Write out the data exactly, keeping every line.

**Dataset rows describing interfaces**
···

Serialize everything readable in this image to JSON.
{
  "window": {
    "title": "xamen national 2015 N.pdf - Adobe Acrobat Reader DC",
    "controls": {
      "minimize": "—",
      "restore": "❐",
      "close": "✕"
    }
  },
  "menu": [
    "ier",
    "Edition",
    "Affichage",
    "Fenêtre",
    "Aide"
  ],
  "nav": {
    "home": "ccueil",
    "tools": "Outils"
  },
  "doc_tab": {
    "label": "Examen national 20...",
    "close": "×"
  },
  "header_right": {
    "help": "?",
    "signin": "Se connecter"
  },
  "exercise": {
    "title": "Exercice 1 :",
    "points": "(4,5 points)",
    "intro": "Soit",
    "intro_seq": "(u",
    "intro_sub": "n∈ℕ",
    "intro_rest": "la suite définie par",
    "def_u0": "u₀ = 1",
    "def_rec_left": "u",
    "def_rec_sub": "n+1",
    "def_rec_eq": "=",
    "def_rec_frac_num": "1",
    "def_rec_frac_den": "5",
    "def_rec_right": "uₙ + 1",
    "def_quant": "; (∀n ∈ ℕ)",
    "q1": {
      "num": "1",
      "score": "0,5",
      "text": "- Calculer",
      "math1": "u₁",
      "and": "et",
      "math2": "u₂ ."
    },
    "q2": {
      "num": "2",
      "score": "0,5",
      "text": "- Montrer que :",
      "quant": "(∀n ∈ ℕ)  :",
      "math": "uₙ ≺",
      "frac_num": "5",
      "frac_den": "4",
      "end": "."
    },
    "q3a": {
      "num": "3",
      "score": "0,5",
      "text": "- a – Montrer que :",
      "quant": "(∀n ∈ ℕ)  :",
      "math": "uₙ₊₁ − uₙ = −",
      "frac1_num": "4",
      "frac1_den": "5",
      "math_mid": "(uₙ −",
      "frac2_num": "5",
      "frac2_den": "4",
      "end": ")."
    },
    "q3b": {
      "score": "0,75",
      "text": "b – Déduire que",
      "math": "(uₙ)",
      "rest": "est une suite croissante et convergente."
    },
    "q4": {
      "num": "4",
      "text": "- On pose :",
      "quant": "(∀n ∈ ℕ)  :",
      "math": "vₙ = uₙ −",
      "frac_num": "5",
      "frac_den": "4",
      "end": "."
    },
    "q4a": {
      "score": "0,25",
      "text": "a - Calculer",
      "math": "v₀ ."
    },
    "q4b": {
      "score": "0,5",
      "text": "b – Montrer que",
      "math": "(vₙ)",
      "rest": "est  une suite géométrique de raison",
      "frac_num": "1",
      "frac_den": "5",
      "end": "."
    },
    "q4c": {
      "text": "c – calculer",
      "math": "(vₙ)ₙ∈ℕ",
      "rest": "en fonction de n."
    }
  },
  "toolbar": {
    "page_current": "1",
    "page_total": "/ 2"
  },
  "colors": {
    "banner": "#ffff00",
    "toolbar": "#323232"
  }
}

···

**Output for this exercise**
Serialize everything readable in this image to JSON.
{
  "window": {
    "title": "xamen national 2015 N.pdf - Adobe Acrobat Reader DC",
    "controls": {
      "minimize": "—",
      "restore": "❐",
      "close": "✕"
    }
  },
  "menu": [
    "ier",
    "Edition",
    "Affichage",
    "Fenêtre",
    "Aide"
  ],
  "nav": {
    "home": "ccueil",
    "tools": "Outils"
  },
  "doc_tab": {
    "label": "Examen national 20...",
    "close": "×"
  },
  "header_right": {
    "help": "?",
    "signin": "Se connecter"
  },
  "exercise": {
    "title": "Exercice 1 :",
    "points": "(4,5 points)",
    "intro": "Soit",
    "intro_seq": "(u",
    "intro_sub": "n∈ℕ",
    "intro_rest": "la suite définie par",
    "def_u0": "u₀ = 1",
    "def_rec_left": "u",
    "def_rec_sub": "n+1",
    "def_rec_eq": "=",
    "def_rec_frac_num": "1",
    "def_rec_frac_den": "5",
    "def_rec_right": "uₙ + 1",
    "def_quant": "; (∀n ∈ ℕ)",
    "q1": {
      "num": "1",
      "score": "0,5",
      "text": "- Calculer",
      "math1": "u₁",
      "and": "et",
      "math2": "u₂ ."
    },
    "q2": {
      "num": "2",
      "score": "0,5",
      "text": "- Montrer que :",
      "quant": "(∀n ∈ ℕ)  :",
      "math": "uₙ ≺",
      "frac_num": "5",
      "frac_den": "4",
      "end": "."
    },
    "q3a": {
      "num": "3",
      "score": "0,5",
      "text": "- a – Montrer que :",
      "quant": "(∀n ∈ ℕ)  :",
      "math": "uₙ₊₁ − uₙ = −",
      "frac1_num": "4",
      "frac1_den": "5",
      "math_mid": "(uₙ −",
      "frac2_num": "5",
      "frac2_den": "4",
      "end": ")."
    },
    "q3b": {
      "score": "0,75",
      "text": "b – Déduire que",
      "math": "(uₙ)",
      "rest": "est une suite croissante et convergente."
    },
    "q4": {
      "num": "4",
      "text": "- On pose :",
      "quant": "(∀n ∈ ℕ)  :",
      "math": "vₙ = uₙ −",
      "frac_num": "5",
      "frac_den": "4",
      "end": "."
    },
    "q4a": {
      "score": "0,25",
      "text": "a - Calculer",
      "math": "v₀ ."
    },
    "q4b": {
      "score": "0,5",
      "text": "b – Montrer que",
      "math": "(vₙ)",
      "rest": "est  une suite géométrique de raison",
      "frac_num": "1",
      "frac_den": "5",
      "end": "."
    },
    "q4c": {
      "text": "c – calculer",
      "math": "(vₙ)ₙ∈ℕ",
      "rest": "en fonction de n."
    }
  },
  "toolbar": {
    "page_current": "1",
    "page_total": "/ 2"
  },
  "colors": {
    "banner": "#ffff00",
    "toolbar": "#323232"
  }
}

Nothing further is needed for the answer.